_Aim of the task_
From the data, return each line holding the word "maar".
*** Task inputs ***
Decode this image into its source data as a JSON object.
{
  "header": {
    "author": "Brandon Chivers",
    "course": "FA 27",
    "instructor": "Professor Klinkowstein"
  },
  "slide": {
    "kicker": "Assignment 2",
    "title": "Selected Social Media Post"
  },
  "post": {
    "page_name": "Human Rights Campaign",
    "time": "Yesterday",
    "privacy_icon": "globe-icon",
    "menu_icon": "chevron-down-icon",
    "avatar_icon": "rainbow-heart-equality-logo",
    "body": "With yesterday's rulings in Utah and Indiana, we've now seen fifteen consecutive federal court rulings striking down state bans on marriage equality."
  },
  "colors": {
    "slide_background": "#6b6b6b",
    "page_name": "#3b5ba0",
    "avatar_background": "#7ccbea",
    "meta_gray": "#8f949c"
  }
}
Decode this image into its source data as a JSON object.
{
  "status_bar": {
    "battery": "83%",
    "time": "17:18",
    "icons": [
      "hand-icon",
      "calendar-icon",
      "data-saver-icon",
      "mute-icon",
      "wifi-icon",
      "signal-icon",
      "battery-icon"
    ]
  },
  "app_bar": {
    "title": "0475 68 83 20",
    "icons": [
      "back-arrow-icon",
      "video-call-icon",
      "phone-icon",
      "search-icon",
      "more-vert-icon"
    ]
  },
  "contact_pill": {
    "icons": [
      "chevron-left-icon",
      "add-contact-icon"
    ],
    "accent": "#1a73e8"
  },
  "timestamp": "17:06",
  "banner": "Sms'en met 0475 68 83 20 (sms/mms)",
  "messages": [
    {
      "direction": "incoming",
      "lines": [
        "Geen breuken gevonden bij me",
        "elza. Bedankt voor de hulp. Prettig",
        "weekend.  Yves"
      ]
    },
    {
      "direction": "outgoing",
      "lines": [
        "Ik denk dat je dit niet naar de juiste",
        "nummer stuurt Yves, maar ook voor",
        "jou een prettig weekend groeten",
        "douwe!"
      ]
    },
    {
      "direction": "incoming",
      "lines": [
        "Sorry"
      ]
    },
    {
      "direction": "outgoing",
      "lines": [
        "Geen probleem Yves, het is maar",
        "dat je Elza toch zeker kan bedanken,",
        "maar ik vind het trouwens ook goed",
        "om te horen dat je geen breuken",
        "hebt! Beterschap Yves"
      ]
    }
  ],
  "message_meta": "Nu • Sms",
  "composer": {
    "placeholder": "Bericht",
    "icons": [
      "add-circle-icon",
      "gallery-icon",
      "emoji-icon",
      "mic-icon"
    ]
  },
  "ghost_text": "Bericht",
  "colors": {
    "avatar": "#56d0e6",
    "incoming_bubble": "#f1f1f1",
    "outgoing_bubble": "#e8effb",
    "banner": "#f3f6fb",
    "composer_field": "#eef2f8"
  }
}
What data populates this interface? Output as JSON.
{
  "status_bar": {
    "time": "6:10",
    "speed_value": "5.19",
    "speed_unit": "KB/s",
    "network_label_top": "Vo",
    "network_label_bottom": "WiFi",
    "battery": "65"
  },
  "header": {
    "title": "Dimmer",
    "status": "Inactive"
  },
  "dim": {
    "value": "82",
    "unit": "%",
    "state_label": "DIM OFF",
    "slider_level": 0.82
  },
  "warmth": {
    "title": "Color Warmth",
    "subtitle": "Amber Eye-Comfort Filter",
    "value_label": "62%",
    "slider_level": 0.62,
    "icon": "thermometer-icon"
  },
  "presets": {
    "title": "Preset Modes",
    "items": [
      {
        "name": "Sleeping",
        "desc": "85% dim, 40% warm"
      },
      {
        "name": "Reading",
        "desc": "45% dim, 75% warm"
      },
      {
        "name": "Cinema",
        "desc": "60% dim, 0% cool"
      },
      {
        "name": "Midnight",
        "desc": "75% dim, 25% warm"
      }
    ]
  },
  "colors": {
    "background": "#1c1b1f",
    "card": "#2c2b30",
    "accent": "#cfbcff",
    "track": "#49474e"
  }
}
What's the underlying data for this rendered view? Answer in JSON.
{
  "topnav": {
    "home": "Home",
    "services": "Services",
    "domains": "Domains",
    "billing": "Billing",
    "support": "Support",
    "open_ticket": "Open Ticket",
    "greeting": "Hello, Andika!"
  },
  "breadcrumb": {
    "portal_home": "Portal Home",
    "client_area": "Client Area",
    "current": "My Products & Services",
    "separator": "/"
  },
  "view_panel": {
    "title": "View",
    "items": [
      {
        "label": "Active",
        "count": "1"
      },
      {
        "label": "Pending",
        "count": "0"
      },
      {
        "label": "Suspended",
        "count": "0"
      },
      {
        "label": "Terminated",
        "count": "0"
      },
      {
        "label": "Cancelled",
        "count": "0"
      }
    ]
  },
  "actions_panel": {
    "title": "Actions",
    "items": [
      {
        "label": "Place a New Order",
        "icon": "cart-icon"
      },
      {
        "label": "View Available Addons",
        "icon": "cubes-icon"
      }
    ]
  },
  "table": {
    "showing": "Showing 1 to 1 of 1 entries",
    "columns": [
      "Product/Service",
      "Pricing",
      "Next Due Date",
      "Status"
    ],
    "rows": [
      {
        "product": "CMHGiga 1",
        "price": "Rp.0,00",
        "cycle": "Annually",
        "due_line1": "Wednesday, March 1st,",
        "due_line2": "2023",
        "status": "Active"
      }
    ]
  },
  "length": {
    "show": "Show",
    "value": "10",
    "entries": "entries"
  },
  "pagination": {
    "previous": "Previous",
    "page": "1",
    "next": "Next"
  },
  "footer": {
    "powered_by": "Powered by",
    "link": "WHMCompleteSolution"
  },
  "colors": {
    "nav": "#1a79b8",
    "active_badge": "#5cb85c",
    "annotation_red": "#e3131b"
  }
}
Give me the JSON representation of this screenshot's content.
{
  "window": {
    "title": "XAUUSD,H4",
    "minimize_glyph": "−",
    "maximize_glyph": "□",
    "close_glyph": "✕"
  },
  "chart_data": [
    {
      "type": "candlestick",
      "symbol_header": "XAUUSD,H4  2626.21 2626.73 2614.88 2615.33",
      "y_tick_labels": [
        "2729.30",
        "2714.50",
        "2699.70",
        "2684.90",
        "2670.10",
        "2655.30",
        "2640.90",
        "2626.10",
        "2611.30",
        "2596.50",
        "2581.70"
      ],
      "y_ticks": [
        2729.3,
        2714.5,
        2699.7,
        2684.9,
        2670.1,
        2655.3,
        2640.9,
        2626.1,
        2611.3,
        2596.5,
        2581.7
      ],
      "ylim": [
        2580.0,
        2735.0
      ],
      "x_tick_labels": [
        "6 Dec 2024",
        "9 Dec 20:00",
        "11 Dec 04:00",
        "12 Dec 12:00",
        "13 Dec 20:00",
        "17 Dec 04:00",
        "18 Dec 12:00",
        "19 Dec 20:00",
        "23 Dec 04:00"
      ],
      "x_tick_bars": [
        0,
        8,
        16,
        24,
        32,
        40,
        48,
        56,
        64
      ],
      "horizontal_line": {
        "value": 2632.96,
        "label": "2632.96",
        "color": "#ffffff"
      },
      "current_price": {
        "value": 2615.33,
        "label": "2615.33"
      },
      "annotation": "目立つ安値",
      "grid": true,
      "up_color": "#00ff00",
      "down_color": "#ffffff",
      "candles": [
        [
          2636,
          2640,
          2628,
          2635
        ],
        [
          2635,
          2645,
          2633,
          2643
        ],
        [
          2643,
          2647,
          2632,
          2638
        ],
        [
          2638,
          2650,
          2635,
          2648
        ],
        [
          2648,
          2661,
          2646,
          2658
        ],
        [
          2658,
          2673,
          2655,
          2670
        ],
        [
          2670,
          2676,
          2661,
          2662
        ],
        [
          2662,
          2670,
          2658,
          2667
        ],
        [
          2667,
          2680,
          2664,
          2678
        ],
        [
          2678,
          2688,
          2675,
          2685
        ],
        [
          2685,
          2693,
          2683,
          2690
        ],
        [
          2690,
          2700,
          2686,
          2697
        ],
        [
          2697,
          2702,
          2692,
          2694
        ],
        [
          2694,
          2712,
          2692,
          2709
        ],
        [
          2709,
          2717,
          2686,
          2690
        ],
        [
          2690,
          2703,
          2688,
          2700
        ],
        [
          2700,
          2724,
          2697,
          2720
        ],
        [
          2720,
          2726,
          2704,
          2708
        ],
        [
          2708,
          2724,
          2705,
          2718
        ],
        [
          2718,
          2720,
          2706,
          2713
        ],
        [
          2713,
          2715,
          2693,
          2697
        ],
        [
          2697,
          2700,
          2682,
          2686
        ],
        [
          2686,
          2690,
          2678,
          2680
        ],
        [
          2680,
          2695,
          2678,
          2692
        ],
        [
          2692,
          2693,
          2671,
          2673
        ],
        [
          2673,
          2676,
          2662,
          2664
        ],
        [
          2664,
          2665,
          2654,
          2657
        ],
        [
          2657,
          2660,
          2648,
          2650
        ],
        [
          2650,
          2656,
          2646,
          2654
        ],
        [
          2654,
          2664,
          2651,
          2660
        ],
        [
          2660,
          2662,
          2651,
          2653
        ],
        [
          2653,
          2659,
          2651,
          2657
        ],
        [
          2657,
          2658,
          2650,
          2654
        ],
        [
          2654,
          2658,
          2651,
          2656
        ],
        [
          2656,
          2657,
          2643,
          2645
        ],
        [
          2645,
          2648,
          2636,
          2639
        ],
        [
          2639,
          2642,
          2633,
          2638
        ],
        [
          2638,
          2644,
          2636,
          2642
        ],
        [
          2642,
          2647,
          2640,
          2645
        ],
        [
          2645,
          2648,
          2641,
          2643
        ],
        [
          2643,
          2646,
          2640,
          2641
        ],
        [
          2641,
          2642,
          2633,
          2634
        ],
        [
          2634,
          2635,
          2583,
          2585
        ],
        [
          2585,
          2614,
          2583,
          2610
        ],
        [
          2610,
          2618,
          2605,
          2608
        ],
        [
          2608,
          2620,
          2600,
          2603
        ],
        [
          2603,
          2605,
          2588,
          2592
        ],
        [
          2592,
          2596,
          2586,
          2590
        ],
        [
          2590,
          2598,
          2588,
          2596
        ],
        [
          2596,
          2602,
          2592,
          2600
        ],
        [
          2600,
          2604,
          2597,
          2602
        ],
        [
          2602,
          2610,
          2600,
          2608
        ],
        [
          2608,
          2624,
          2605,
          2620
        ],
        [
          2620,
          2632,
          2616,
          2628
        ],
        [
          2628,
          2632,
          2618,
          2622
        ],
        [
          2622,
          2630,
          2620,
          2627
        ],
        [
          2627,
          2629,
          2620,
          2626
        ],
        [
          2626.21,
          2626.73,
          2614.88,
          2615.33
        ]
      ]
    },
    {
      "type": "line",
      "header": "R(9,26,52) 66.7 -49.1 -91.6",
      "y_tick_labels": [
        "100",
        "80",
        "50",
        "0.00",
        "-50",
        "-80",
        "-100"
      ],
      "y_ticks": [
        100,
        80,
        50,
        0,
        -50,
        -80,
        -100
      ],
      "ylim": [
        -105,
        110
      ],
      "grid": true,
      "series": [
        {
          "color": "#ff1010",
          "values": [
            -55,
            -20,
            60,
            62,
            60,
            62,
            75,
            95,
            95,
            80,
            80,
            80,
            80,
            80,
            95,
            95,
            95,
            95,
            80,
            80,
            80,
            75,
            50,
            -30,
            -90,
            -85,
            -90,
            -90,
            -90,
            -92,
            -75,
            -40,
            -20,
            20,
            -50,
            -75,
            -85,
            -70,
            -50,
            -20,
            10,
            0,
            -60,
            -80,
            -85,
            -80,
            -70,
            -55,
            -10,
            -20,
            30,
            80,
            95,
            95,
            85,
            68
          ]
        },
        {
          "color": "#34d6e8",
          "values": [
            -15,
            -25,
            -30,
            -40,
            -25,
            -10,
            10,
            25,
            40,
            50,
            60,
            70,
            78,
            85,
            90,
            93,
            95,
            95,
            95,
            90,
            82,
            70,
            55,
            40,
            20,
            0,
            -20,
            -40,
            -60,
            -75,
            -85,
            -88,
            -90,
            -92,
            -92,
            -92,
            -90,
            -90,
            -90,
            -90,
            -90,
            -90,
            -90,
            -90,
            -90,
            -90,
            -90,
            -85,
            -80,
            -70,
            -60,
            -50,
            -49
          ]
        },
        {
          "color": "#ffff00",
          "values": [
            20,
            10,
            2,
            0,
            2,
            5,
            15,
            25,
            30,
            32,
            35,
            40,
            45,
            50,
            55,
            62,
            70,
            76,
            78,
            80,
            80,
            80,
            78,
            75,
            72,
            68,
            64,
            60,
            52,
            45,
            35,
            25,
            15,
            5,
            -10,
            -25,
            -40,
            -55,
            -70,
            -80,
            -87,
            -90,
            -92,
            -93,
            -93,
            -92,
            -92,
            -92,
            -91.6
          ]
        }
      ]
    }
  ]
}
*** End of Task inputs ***
_Answer_
        "nummer stuurt Yves, maar ook voor",
        "Geen probleem Yves, het is maar",
        "maar ik vind het trouwens ook goed",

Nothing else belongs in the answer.